======== The records ========
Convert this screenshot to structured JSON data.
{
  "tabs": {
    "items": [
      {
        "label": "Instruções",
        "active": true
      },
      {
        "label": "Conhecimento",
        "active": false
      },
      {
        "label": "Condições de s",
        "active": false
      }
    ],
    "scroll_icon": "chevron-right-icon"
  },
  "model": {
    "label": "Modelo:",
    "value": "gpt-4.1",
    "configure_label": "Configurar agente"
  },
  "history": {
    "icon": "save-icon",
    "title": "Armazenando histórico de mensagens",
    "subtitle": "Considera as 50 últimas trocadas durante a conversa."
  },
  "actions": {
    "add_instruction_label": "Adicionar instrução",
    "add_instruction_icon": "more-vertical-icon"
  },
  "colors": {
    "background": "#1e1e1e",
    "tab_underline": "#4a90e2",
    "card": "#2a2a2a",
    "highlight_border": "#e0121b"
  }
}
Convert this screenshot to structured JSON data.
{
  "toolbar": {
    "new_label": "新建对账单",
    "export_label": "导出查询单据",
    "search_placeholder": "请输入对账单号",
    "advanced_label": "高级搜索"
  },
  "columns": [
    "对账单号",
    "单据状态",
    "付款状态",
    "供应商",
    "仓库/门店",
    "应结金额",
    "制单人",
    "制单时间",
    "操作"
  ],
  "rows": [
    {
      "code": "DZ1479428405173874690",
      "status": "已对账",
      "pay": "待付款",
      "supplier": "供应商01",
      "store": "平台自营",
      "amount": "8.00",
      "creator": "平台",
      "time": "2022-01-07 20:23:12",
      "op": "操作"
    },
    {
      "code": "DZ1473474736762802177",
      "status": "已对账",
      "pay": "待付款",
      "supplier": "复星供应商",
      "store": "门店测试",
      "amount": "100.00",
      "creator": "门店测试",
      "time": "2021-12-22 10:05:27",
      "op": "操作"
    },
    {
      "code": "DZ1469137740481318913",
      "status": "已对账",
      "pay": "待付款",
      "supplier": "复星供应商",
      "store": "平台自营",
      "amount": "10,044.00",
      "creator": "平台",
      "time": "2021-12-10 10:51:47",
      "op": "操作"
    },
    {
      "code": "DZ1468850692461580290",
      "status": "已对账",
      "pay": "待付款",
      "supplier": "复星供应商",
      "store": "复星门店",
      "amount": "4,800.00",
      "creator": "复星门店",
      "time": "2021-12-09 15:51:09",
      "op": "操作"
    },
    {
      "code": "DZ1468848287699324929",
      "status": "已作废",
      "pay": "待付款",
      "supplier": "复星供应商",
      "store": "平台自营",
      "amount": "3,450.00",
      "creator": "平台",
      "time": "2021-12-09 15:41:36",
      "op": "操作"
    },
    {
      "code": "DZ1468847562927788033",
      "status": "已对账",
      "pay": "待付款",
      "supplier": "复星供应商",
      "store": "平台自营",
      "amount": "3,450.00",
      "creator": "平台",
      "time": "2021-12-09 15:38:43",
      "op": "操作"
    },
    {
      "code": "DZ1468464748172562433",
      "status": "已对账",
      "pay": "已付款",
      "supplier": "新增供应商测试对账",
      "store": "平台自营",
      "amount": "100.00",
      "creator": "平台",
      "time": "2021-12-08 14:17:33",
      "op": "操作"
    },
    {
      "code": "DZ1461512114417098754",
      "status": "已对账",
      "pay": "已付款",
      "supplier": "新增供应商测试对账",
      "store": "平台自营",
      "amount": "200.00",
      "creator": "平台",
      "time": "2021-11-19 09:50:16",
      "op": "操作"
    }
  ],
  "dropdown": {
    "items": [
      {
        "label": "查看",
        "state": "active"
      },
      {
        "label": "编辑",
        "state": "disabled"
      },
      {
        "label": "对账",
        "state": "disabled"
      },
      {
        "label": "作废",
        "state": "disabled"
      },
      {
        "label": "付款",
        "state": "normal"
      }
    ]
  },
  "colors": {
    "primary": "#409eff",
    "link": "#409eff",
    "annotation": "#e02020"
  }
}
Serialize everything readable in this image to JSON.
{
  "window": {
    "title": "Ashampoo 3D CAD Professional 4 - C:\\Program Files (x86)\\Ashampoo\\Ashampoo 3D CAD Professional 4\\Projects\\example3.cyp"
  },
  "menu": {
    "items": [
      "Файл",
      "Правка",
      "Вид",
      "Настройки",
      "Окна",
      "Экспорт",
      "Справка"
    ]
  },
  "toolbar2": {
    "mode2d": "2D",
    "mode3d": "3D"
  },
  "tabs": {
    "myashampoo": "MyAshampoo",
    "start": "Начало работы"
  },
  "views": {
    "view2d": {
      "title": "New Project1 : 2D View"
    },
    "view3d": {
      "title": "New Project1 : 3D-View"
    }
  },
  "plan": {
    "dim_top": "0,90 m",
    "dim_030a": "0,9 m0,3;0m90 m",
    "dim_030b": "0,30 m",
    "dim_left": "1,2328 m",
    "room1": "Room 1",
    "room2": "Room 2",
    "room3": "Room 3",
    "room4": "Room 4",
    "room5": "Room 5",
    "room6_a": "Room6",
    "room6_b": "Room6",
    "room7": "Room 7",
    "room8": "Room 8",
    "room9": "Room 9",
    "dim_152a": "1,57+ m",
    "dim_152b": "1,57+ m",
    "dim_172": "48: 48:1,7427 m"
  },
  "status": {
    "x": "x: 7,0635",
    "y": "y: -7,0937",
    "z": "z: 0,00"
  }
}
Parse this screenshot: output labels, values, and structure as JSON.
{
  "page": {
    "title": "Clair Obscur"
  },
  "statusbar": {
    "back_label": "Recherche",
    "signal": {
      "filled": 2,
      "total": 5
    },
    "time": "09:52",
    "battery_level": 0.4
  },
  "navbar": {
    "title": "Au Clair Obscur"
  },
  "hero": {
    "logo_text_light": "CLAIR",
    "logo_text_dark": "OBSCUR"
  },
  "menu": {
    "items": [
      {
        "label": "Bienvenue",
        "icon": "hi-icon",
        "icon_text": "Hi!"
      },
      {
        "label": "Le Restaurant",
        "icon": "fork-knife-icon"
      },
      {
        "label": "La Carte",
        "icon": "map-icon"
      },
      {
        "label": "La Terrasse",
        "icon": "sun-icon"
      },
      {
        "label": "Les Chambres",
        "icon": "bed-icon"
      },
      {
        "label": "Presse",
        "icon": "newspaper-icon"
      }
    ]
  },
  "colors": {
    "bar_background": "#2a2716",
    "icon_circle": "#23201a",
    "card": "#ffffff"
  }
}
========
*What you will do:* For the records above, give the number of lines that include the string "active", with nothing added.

*Result of the exercise:* 4